CCCH9012 China: Culture, State and Society
China and World Order


Course Description

World order is shaped by the rise and fall of great powers in history. The rise of China in the 21st century will be one of such historic events reshaping world order. Measured in its comprehensive national capabilities, military power, and growing influence on a global scale, China is increasingly becoming a global power whose influence is felt in all corners of the world. However, the rise of China and its implications for future world order is often viewed with apprehension by the “outside world”. The aim of this course is to introduce new perspectives about China’s rise and its impacts on world order. The current debate over the rise of China has focused too much on how the world should perceive China’s rise and its possible implications for world order, and too little on how China is struggling to come to terms with its own rise. Indeed, the Chinese society, the state, core values and goals of foreign relations have undergone fundamental changes in the last three decades. The rise of China and the changing world order are mutually transformative.

Course Learning Outcomes

On completing the course, students will be able to:

  1. Explain and analyze how world order is constructed in the international society and how the rise and fall of great powers in history have shaped world order.
  2. Examine the nature and course of China’s rising and how the rise of China can be measured in tangible and intangible variables, in hard power and soft power.
  3. Engage in the debate about different perspectives on the rise of China and its implications for world order, both from inside and outside of China.
  4. Analyze how China views its rise in the world, how China should come to terms with its own rise, and how the “outside world” and China’s domestic reforms are mutually transformative.
  5. Think critically on China-related issues.

Offer Semester and Day of Teaching

Second semester (Wed)


Study Load

Activities Number of hours
Lectures 24
Tutorials 12
Reading / Self-study 36
Preparation of tutorials 24
Assessment: Essay writing 22
Assessment: Presentation (incl preparation) 10
Total: 128

Assessment: 100% coursework

Assessment Tasks Weighting
Tutorial discussion and debate 50
Group presentation 20
Short essays 30

Required Reading

  • Jacques, M. (2012). When China rules the world: The end of the western world and the birth of a new global order.

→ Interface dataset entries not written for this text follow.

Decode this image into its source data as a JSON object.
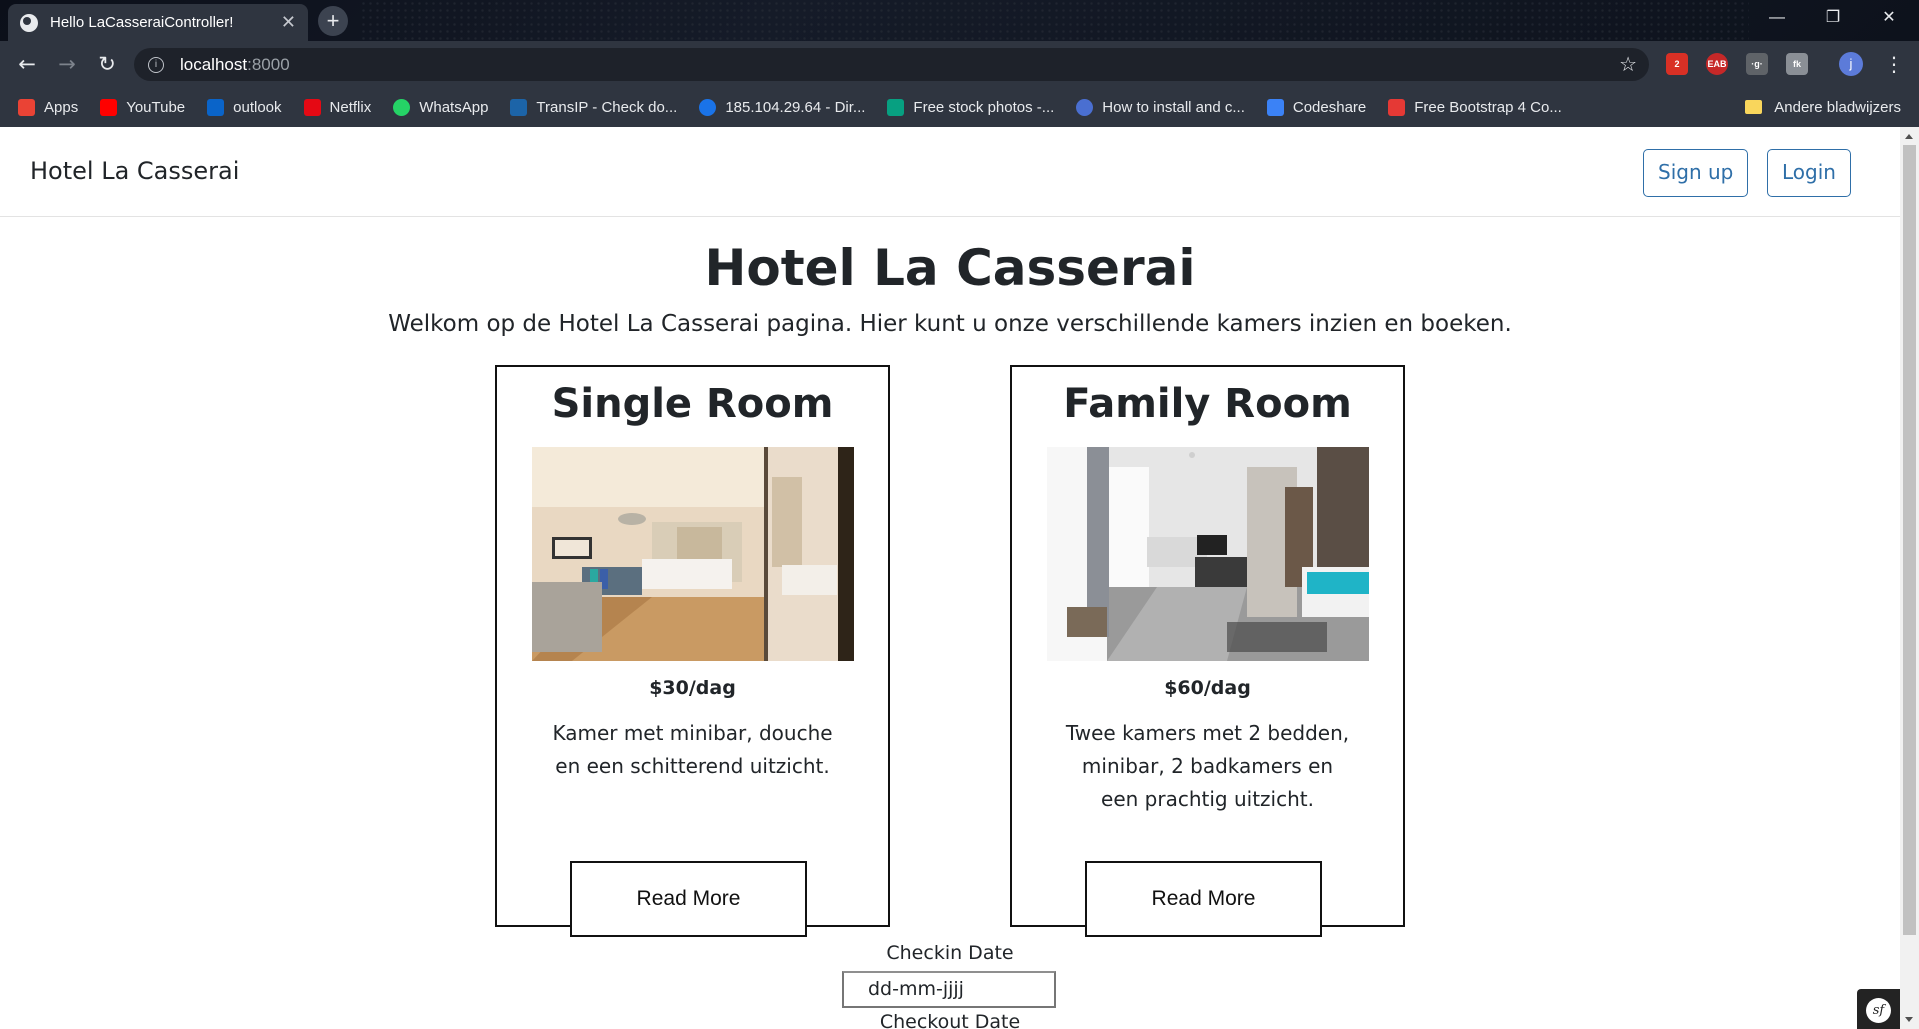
{
  "browser": {
    "tab_title": "Hello LaCasseraiController!",
    "tab_close": "✕",
    "new_tab": "+",
    "window_controls": {
      "minimize": "—",
      "restore": "❐",
      "close": "✕"
    },
    "address": {
      "host": "localhost",
      "port": ":8000"
    },
    "profile_initial": "j",
    "extensions": [
      {
        "name": "todo-extension-icon",
        "text": "2",
        "color": "#d93025"
      },
      {
        "name": "eab-extension-icon",
        "text": "EAB",
        "color": "#c62828"
      },
      {
        "name": "g-extension-icon",
        "text": "·g·",
        "color": "#5f6368"
      },
      {
        "name": "fk-extension-icon",
        "text": "fk",
        "color": "#8a8f96"
      }
    ],
    "bookmarks": [
      {
        "label": "Apps",
        "icon": "apps-grid-icon",
        "color": "#ea4335"
      },
      {
        "label": "YouTube",
        "icon": "youtube-icon",
        "color": "#ff0000"
      },
      {
        "label": "outlook",
        "icon": "outlook-icon",
        "color": "#0a64c9"
      },
      {
        "label": "Netflix",
        "icon": "netflix-icon",
        "color": "#e50914"
      },
      {
        "label": "WhatsApp",
        "icon": "whatsapp-icon",
        "color": "#25d366"
      },
      {
        "label": "TransIP - Check do...",
        "icon": "transip-icon",
        "color": "#1c64a8"
      },
      {
        "label": "185.104.29.64 - Dir...",
        "icon": "globe-icon",
        "color": "#1a73e8"
      },
      {
        "label": "Free stock photos -...",
        "icon": "pexels-icon",
        "color": "#07a081"
      },
      {
        "label": "How to install and c...",
        "icon": "eye-icon",
        "color": "#4a6fd1"
      },
      {
        "label": "Codeshare",
        "icon": "codeshare-icon",
        "color": "#3b82f6"
      },
      {
        "label": "Free Bootstrap 4 Co...",
        "icon": "s-icon",
        "color": "#e53935"
      }
    ],
    "other_bookmarks": "Andere bladwijzers"
  },
  "navbar": {
    "brand": "Hotel La Casserai",
    "signup": "Sign up",
    "login": "Login"
  },
  "hero": {
    "title": "Hotel La Casserai",
    "subtitle": "Welkom op de Hotel La Casserai pagina. Hier kunt u onze verschillende kamers inzien en boeken."
  },
  "rooms": [
    {
      "title": "Single Room",
      "price": "$30/dag",
      "description": "Kamer met minibar, douche en een schitterend uitzicht.",
      "button": "Read More"
    },
    {
      "title": "Family Room",
      "price": "$60/dag",
      "description": "Twee kamers met 2 bedden, minibar, 2 badkamers en een prachtig uitzicht.",
      "button": "Read More"
    }
  ],
  "booking": {
    "checkin_label": "Checkin Date",
    "checkin_placeholder": "dd-mm-jjjj",
    "checkout_label": "Checkout Date"
  },
  "symfony_badge": "sf"
}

New York: Penguin Books.

Recommended Reading

  • Ikenberry, G. J. (2008, January/February). The rise of China and the future of the West. Foreign Affairs, 87(1), 23-37.
  • Kang, D. C. (2007). China rising: Peace, power, and order in East Asia. New York: Columbia University Press.
  • Wang, G., & Zheng, Y. (2008). China and the new international order. London; New York: Routledge.

Course Co-ordinator and Teacher(s)

Course Co-ordinator Contact
Professor R.W. Hu
Department of Politics and Public Administration, Faculty of Social Sciences
Tel: 3917 2398
Email: rwxhu@hku.hk
Teacher(s) Contact
Professor R.W. Hu
Department of Politics and Public Administration, Faculty of Social Sciences
Tel: 3917 2398
Email: rwxhu@hku.hk
Dr L. Kim
Department of Politics and Public Administration, Faculty of Social Sciences
Tel:
Email: